The fight against mining is not just about the water. It’s about the development model that embodies the unattainable “progress.” To challenge these imageries, in 2020 we interviewed people who live in the Pipanaco salt flats, in the Catamarca province. We spoke about water and their life projects. Local residents spoke about resistance and their humbling dignity, wondering, “How could we not fight? Do we dry with the land?”
A woman weaver and peasant was asked about her views on development, and she answered, “Housing first. There should be a lot more development for the most important, most necessary things.” For peasants, the connection between farming and water is essential. “The awareness that all water is related and connects the peoples, I can say that this is how it is, because producers and the people who live in these territories see it that way.”

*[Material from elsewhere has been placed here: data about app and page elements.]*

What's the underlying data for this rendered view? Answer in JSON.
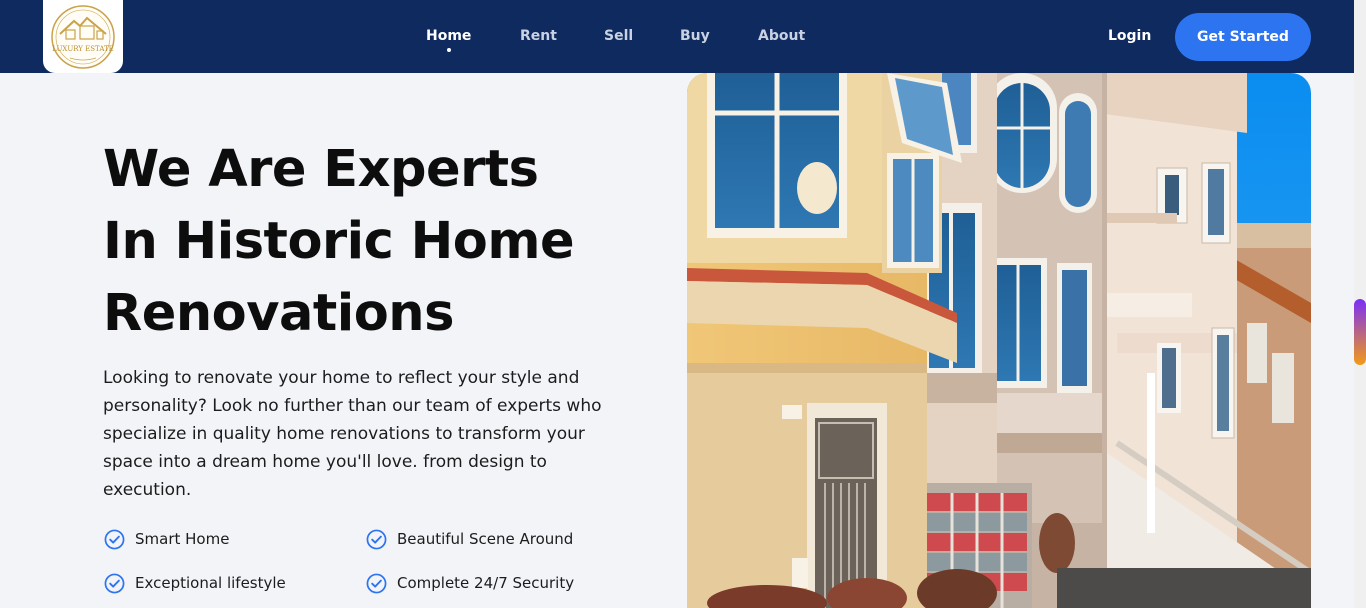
{
  "header": {
    "logo": {
      "text": "LUXURY ESTATE",
      "icon": "house-logo-icon"
    },
    "nav": [
      {
        "label": "Home",
        "active": true
      },
      {
        "label": "Rent",
        "active": false
      },
      {
        "label": "Sell",
        "active": false
      },
      {
        "label": "Buy",
        "active": false
      },
      {
        "label": "About",
        "active": false
      }
    ],
    "login_label": "Login",
    "cta_label": "Get Started"
  },
  "hero": {
    "title_lines": [
      "We Are Experts",
      "In Historic Home",
      "Renovations"
    ],
    "description": "Looking to renovate your home to reflect your style and personality? Look no further than our team of experts who specialize in quality home renovations to transform your space into a dream home you'll love. from design to execution.",
    "features": [
      {
        "label": "Smart Home",
        "icon": "check-circle-icon"
      },
      {
        "label": "Beautiful Scene Around",
        "icon": "check-circle-icon"
      },
      {
        "label": "Exceptional lifestyle",
        "icon": "check-circle-icon"
      },
      {
        "label": "Complete 24/7 Security",
        "icon": "check-circle-icon"
      }
    ]
  },
  "colors": {
    "header_bg": "#0e2a5e",
    "accent": "#2d74f0",
    "page_bg": "#f2f4f8",
    "logo_gold": "#c9a24a"
  }
}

For women farmers, “we must consider an inclusive development, a relational development, a comprehensive development, a development drawing from the views of communities, which may be what we are doing… It’s what you see, what is going on.” In the Andes, they speak of communitarianism, and communities coalesce around water.
“No one can own this owner-less thing,” Rosa, a member of the El Algarrobo Assembly, read from a poem by La Reynamora Azul during the 1st Latin-American Summit Water for the Peoples, held in Catamarca in 2018. Thousands of women are water guardians, and they are not only in the mountains: at age 87, the “mother of all battles” Nora Cortiñas, one of the Madres de la Plaza de Mayo [Mothers of the Plaza de Mayo, who demand justice for their children who disappeared and were killed during the military dictatorship in Argentina], visited Catamarca. She addressed the crowd that was taking part in the meeting with these words, “All our struggle is completely committed, and if it does not come from within, it is not worth it. (…) Today we come to defend the water. (…) People first came for our sons and daughters, and now they come for the water.” “Protest must be turned into proposals. Let no one say, ‘I’m tired’!” said the untiring militant. With her example, she inspires everyone else, as one cannot sell water, but should rather defend it!
Natalia Salvático is a water and sustainability coordinator with Friends of the Earth Argentina.